Copy every record verbatim but exclude the pictures.

Web page and app entries
Start of Block

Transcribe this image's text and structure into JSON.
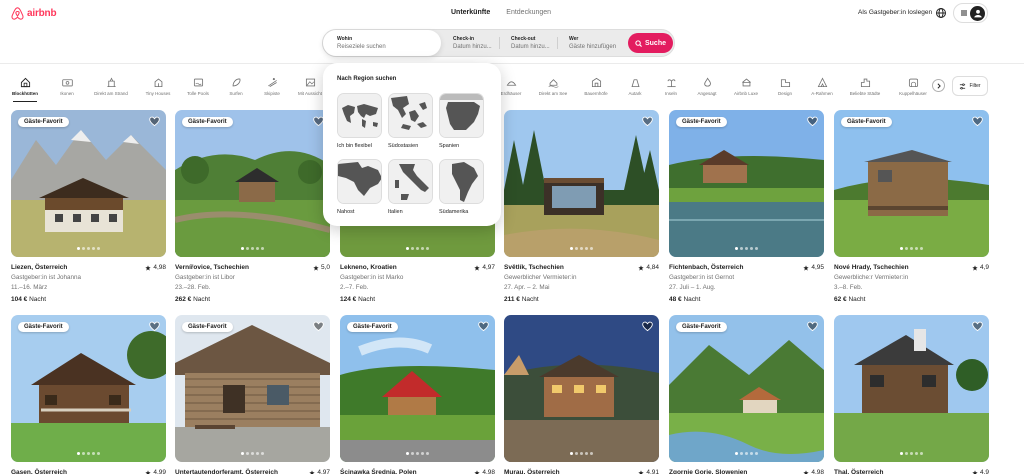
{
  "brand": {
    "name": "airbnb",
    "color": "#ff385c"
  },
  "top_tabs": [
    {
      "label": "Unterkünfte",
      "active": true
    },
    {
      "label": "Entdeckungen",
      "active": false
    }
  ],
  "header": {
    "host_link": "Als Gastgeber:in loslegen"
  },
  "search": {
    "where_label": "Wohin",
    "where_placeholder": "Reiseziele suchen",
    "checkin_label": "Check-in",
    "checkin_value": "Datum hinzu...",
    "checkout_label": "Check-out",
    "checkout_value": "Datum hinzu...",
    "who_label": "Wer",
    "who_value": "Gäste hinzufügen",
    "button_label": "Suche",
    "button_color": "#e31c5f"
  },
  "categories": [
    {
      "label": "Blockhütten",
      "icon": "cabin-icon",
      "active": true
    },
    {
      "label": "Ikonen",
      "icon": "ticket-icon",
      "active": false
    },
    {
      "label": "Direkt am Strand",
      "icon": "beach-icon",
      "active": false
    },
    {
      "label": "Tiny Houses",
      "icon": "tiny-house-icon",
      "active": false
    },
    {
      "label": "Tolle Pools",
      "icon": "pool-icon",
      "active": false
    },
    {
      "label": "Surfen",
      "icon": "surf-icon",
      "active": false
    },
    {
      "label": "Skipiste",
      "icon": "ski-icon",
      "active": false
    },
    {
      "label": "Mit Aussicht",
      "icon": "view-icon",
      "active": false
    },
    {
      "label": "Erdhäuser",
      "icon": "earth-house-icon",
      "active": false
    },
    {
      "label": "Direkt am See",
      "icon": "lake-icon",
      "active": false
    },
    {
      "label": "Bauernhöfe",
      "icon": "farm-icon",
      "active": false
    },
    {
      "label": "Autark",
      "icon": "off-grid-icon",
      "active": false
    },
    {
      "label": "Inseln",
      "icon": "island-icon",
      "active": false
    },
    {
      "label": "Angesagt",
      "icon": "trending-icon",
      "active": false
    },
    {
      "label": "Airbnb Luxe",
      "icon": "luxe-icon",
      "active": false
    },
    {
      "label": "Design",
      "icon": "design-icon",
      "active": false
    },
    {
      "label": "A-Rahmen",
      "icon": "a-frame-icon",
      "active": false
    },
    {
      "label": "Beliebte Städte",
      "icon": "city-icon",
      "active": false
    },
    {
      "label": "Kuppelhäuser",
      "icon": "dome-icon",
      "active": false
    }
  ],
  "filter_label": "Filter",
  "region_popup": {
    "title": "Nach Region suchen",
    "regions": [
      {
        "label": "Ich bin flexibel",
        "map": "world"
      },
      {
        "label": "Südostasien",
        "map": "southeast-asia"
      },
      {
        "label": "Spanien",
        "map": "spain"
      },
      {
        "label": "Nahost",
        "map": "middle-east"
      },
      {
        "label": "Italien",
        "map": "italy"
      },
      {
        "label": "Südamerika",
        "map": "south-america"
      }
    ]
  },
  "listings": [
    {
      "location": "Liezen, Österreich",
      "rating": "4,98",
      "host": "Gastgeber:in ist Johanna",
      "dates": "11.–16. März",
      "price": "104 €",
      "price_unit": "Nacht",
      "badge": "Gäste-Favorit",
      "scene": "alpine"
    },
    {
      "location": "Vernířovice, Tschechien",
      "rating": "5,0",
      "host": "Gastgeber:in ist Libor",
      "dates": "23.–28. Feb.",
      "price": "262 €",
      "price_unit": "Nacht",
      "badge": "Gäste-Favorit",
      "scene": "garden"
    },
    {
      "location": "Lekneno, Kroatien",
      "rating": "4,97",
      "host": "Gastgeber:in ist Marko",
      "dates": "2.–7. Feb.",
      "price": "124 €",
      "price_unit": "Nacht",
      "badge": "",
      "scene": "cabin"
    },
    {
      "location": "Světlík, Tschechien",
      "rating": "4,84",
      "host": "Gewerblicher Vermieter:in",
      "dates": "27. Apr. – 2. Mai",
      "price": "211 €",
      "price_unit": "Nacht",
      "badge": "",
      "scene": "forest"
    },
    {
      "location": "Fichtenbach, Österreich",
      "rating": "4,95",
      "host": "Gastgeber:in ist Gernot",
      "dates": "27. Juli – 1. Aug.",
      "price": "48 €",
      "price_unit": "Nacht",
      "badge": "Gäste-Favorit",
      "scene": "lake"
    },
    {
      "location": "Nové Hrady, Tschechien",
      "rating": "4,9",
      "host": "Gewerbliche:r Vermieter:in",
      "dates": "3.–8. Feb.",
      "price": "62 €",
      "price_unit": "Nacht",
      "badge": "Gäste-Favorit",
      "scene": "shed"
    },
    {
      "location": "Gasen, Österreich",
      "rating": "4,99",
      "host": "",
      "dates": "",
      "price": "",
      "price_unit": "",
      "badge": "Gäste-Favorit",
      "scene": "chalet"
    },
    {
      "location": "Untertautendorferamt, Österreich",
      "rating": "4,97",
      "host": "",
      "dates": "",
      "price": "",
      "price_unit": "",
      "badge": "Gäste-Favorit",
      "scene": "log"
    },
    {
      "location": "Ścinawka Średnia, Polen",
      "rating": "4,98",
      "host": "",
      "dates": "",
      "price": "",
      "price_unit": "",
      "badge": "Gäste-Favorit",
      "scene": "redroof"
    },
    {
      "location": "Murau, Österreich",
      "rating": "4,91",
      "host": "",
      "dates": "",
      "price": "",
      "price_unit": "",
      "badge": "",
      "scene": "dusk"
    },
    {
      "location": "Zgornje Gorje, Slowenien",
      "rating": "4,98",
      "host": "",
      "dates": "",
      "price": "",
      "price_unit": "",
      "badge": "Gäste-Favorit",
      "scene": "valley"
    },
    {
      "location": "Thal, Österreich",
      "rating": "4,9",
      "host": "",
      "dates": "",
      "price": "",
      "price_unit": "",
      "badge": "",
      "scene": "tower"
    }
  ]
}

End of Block

■ Response area
Transcribe this image's text and structure into JSON.
{
  "brand": {
    "name": "airbnb",
    "color": "#ff385c"
  },
  "top_tabs": [
    {
      "label": "Unterkünfte",
      "active": true
    },
    {
      "label": "Entdeckungen",
      "active": false
    }
  ],
  "header": {
    "host_link": "Als Gastgeber:in loslegen"
  },
  "search": {
    "where_label": "Wohin",
    "where_placeholder": "Reiseziele suchen",
    "checkin_label": "Check-in",
    "checkin_value": "Datum hinzu...",
    "checkout_label": "Check-out",
    "checkout_value": "Datum hinzu...",
    "who_label": "Wer",
    "who_value": "Gäste hinzufügen",
    "button_label": "Suche",
    "button_color": "#e31c5f"
  },
  "categories": [
    {
      "label": "Blockhütten",
      "icon": "cabin-icon",
      "active": true
    },
    {
      "label": "Ikonen",
      "icon": "ticket-icon",
      "active": false
    },
    {
      "label": "Direkt am Strand",
      "icon": "beach-icon",
      "active": false
    },
    {
      "label": "Tiny Houses",
      "icon": "tiny-house-icon",
      "active": false
    },
    {
      "label": "Tolle Pools",
      "icon": "pool-icon",
      "active": false
    },
    {
      "label": "Surfen",
      "icon": "surf-icon",
      "active": false
    },
    {
      "label": "Skipiste",
      "icon": "ski-icon",
      "active": false
    },
    {
      "label": "Mit Aussicht",
      "icon": "view-icon",
      "active": false
    },
    {
      "label": "Erdhäuser",
      "icon": "earth-house-icon",
      "active": false
    },
    {
      "label": "Direkt am See",
      "icon": "lake-icon",
      "active": false
    },
    {
      "label": "Bauernhöfe",
      "icon": "farm-icon",
      "active": false
    },
    {
      "label": "Autark",
      "icon": "off-grid-icon",
      "active": false
    },
    {
      "label": "Inseln",
      "icon": "island-icon",
      "active": false
    },
    {
      "label": "Angesagt",
      "icon": "trending-icon",
      "active": false
    },
    {
      "label": "Airbnb Luxe",
      "icon": "luxe-icon",
      "active": false
    },
    {
      "label": "Design",
      "icon": "design-icon",
      "active": false
    },
    {
      "label": "A-Rahmen",
      "icon": "a-frame-icon",
      "active": false
    },
    {
      "label": "Beliebte Städte",
      "icon": "city-icon",
      "active": false
    },
    {
      "label": "Kuppelhäuser",
      "icon": "dome-icon",
      "active": false
    }
  ],
  "filter_label": "Filter",
  "region_popup": {
    "title": "Nach Region suchen",
    "regions": [
      {
        "label": "Ich bin flexibel",
        "map": "world"
      },
      {
        "label": "Südostasien",
        "map": "southeast-asia"
      },
      {
        "label": "Spanien",
        "map": "spain"
      },
      {
        "label": "Nahost",
        "map": "middle-east"
      },
      {
        "label": "Italien",
        "map": "italy"
      },
      {
        "label": "Südamerika",
        "map": "south-america"
      }
    ]
  },
  "listings": [
    {
      "location": "Liezen, Österreich",
      "rating": "4,98",
      "host": "Gastgeber:in ist Johanna",
      "dates": "11.–16. März",
      "price": "104 €",
      "price_unit": "Nacht",
      "badge": "Gäste-Favorit",
      "scene": "alpine"
    },
    {
      "location": "Vernířovice, Tschechien",
      "rating": "5,0",
      "host": "Gastgeber:in ist Libor",
      "dates": "23.–28. Feb.",
      "price": "262 €",
      "price_unit": "Nacht",
      "badge": "Gäste-Favorit",
      "scene": "garden"
    },
    {
      "location": "Lekneno, Kroatien",
      "rating": "4,97",
      "host": "Gastgeber:in ist Marko",
      "dates": "2.–7. Feb.",
      "price": "124 €",
      "price_unit": "Nacht",
      "badge": "",
      "scene": "cabin"
    },
    {
      "location": "Světlík, Tschechien",
      "rating": "4,84",
      "host": "Gewerblicher Vermieter:in",
      "dates": "27. Apr. – 2. Mai",
      "price": "211 €",
      "price_unit": "Nacht",
      "badge": "",
      "scene": "forest"
    },
    {
      "location": "Fichtenbach, Österreich",
      "rating": "4,95",
      "host": "Gastgeber:in ist Gernot",
      "dates": "27. Juli – 1. Aug.",
      "price": "48 €",
      "price_unit": "Nacht",
      "badge": "Gäste-Favorit",
      "scene": "lake"
    },
    {
      "location": "Nové Hrady, Tschechien",
      "rating": "4,9",
      "host": "Gewerbliche:r Vermieter:in",
      "dates": "3.–8. Feb.",
      "price": "62 €",
      "price_unit": "Nacht",
      "badge": "Gäste-Favorit",
      "scene": "shed"
    },
    {
      "location": "Gasen, Österreich",
      "rating": "4,99",
      "host": "",
      "dates": "",
      "price": "",
      "price_unit": "",
      "badge": "Gäste-Favorit",
      "scene": "chalet"
    },
    {
      "location": "Untertautendorferamt, Österreich",
      "rating": "4,97",
      "host": "",
      "dates": "",
      "price": "",
      "price_unit": "",
      "badge": "Gäste-Favorit",
      "scene": "log"
    },
    {
      "location": "Ścinawka Średnia, Polen",
      "rating": "4,98",
      "host": "",
      "dates": "",
      "price": "",
      "price_unit": "",
      "badge": "Gäste-Favorit",
      "scene": "redroof"
    },
    {
      "location": "Murau, Österreich",
      "rating": "4,91",
      "host": "",
      "dates": "",
      "price": "",
      "price_unit": "",
      "badge": "",
      "scene": "dusk"
    },
    {
      "location": "Zgornje Gorje, Slowenien",
      "rating": "4,98",
      "host": "",
      "dates": "",
      "price": "",
      "price_unit": "",
      "badge": "Gäste-Favorit",
      "scene": "valley"
    },
    {
      "location": "Thal, Österreich",
      "rating": "4,9",
      "host": "",
      "dates": "",
      "price": "",
      "price_unit": "",
      "badge": "",
      "scene": "tower"
    }
  ]
}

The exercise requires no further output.